***** Source data *****

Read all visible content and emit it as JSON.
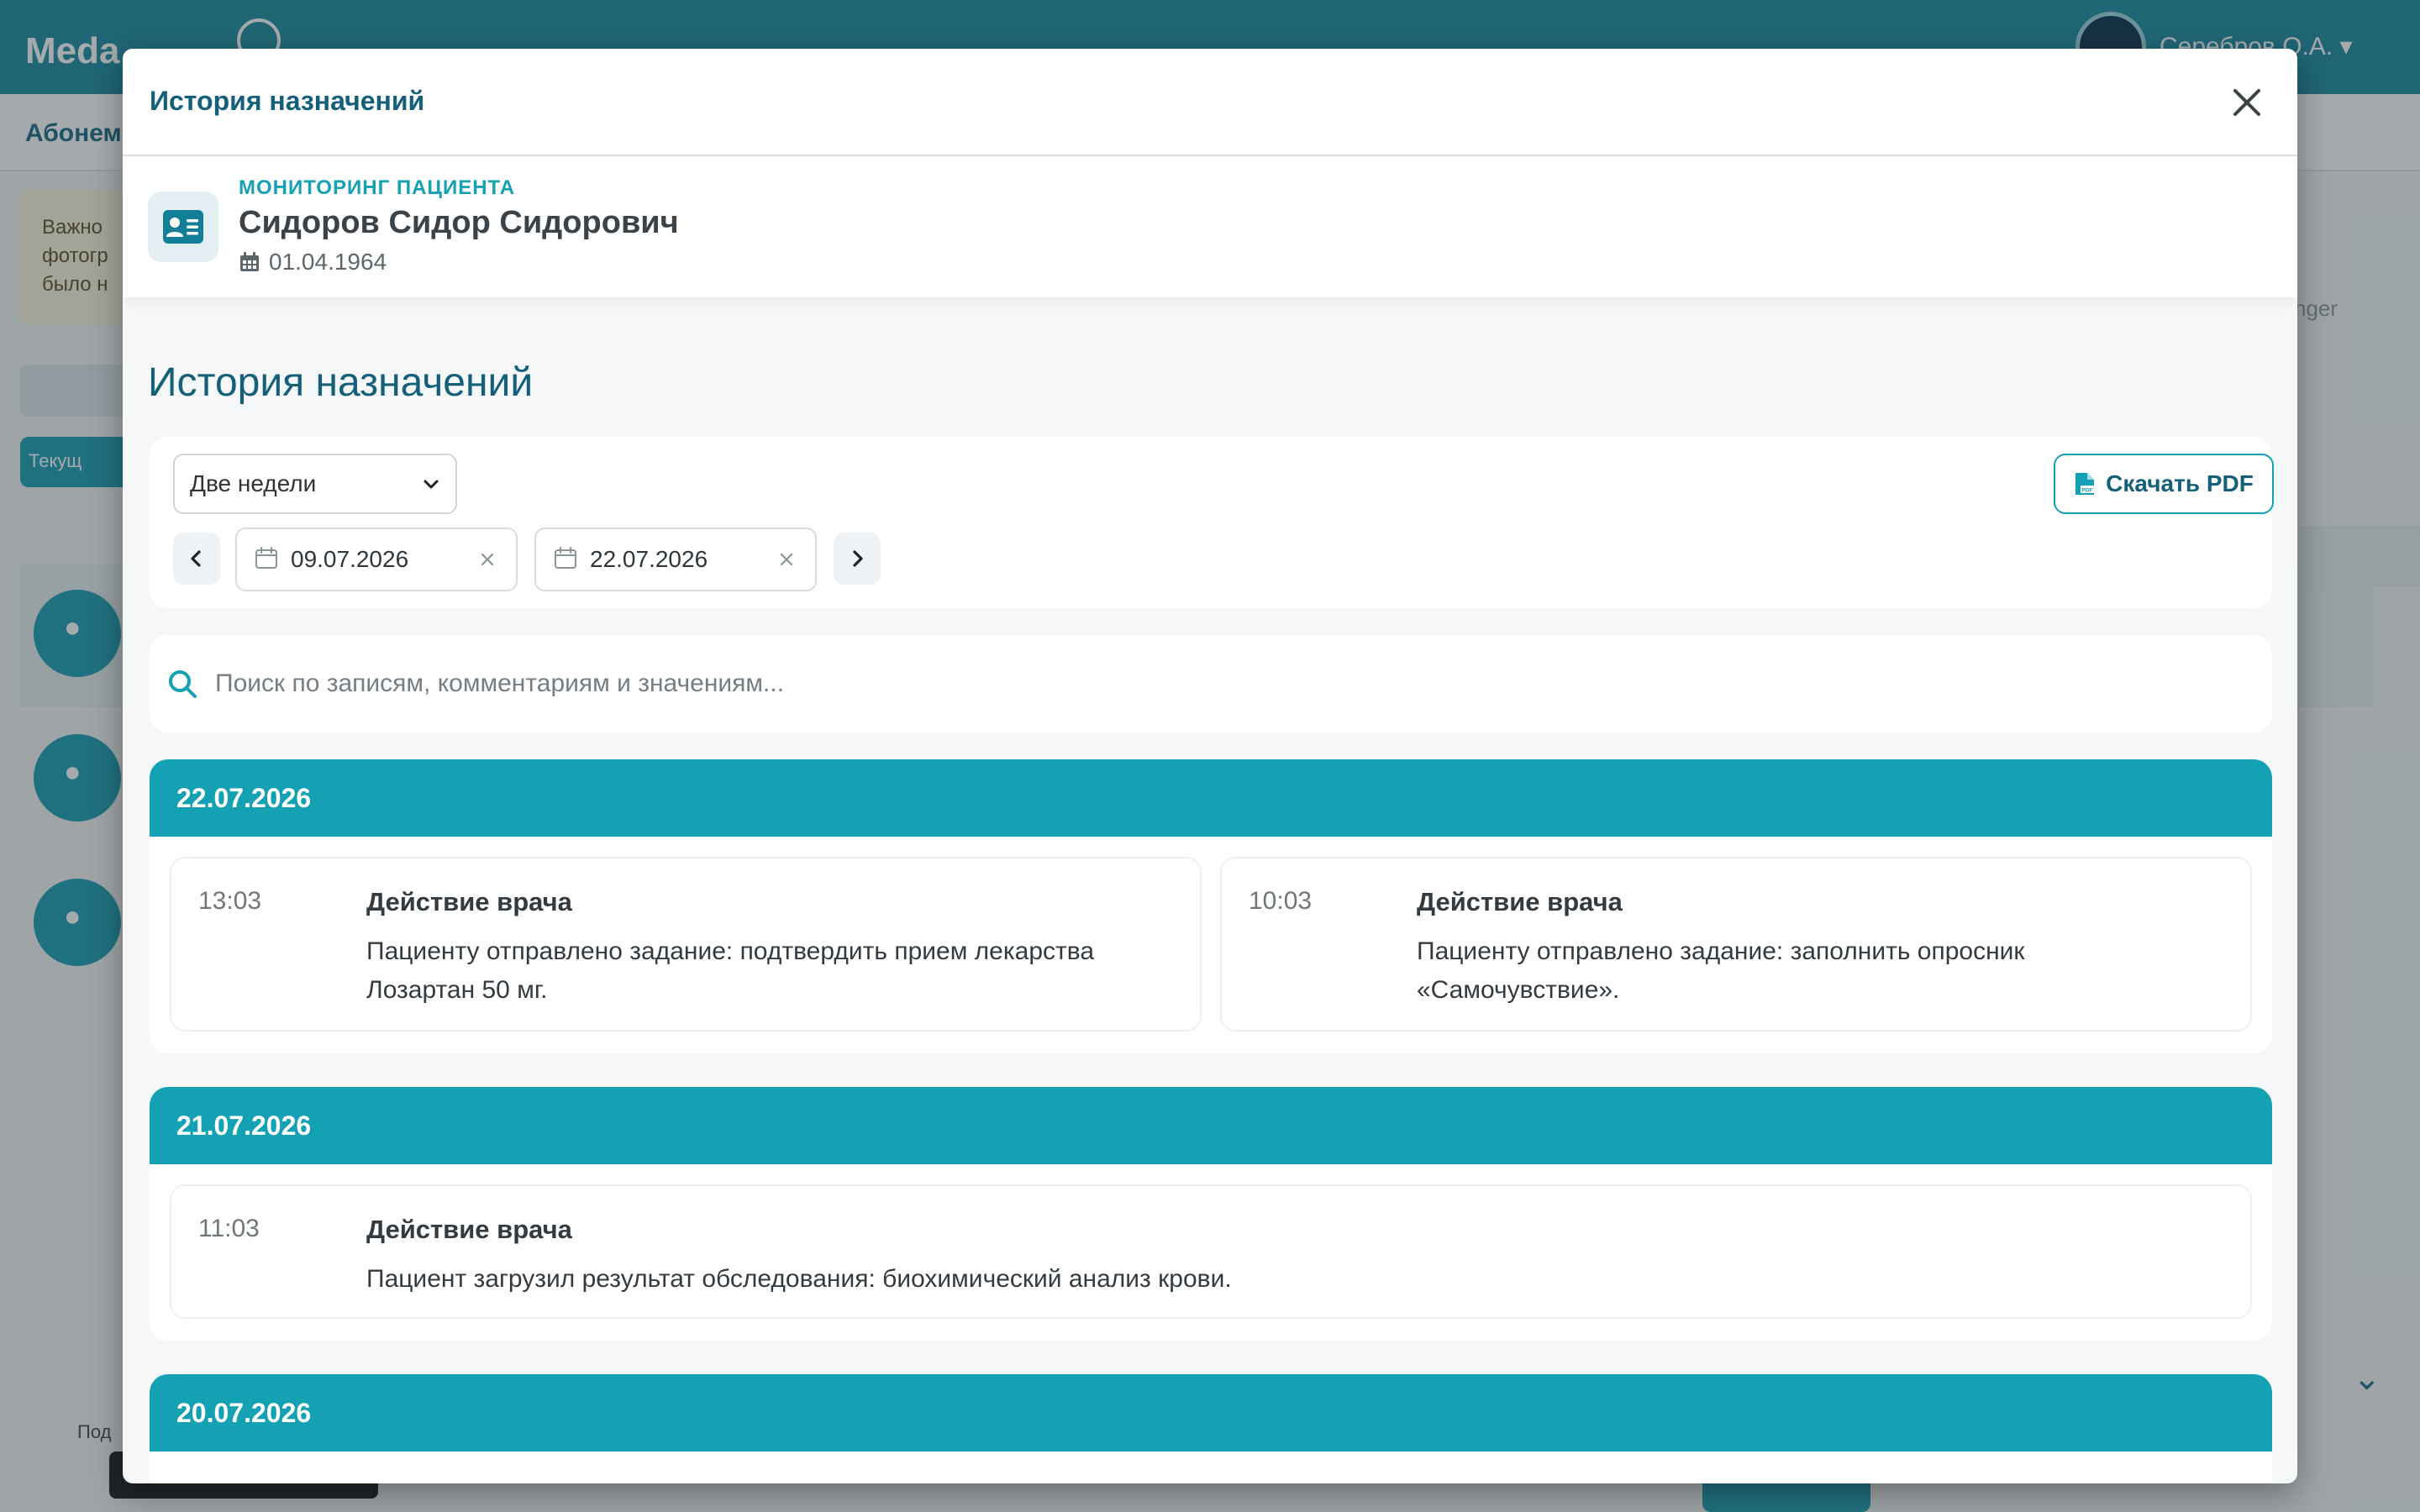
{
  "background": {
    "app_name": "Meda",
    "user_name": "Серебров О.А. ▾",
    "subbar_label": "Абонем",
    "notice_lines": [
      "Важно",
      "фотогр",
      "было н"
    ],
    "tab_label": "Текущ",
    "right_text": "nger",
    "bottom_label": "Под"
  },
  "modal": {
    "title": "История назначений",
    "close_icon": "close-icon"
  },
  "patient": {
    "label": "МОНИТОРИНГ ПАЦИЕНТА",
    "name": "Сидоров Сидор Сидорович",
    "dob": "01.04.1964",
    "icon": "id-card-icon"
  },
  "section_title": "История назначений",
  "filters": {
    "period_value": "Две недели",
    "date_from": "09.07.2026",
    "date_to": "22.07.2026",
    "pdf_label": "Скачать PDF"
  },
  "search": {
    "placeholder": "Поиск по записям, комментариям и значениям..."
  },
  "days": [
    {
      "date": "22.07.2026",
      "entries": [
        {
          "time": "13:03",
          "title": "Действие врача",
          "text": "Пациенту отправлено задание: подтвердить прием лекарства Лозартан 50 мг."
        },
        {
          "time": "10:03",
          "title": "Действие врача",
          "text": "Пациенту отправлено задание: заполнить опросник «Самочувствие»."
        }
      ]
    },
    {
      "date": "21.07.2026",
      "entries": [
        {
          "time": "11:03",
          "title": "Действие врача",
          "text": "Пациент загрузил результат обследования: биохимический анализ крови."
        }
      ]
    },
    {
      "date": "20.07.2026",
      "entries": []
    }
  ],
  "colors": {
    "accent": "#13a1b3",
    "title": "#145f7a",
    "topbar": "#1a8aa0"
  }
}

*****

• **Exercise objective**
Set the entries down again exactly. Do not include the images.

• **Output for this exercise**
Read all visible content and emit it as JSON.
{
  "background": {
    "app_name": "Meda",
    "user_name": "Серебров О.А. ▾",
    "subbar_label": "Абонем",
    "notice_lines": [
      "Важно",
      "фотогр",
      "было н"
    ],
    "tab_label": "Текущ",
    "right_text": "nger",
    "bottom_label": "Под"
  },
  "modal": {
    "title": "История назначений",
    "close_icon": "close-icon"
  },
  "patient": {
    "label": "МОНИТОРИНГ ПАЦИЕНТА",
    "name": "Сидоров Сидор Сидорович",
    "dob": "01.04.1964",
    "icon": "id-card-icon"
  },
  "section_title": "История назначений",
  "filters": {
    "period_value": "Две недели",
    "date_from": "09.07.2026",
    "date_to": "22.07.2026",
    "pdf_label": "Скачать PDF"
  },
  "search": {
    "placeholder": "Поиск по записям, комментариям и значениям..."
  },
  "days": [
    {
      "date": "22.07.2026",
      "entries": [
        {
          "time": "13:03",
          "title": "Действие врача",
          "text": "Пациенту отправлено задание: подтвердить прием лекарства Лозартан 50 мг."
        },
        {
          "time": "10:03",
          "title": "Действие врача",
          "text": "Пациенту отправлено задание: заполнить опросник «Самочувствие»."
        }
      ]
    },
    {
      "date": "21.07.2026",
      "entries": [
        {
          "time": "11:03",
          "title": "Действие врача",
          "text": "Пациент загрузил результат обследования: биохимический анализ крови."
        }
      ]
    },
    {
      "date": "20.07.2026",
      "entries": []
    }
  ],
  "colors": {
    "accent": "#13a1b3",
    "title": "#145f7a",
    "topbar": "#1a8aa0"
  }
}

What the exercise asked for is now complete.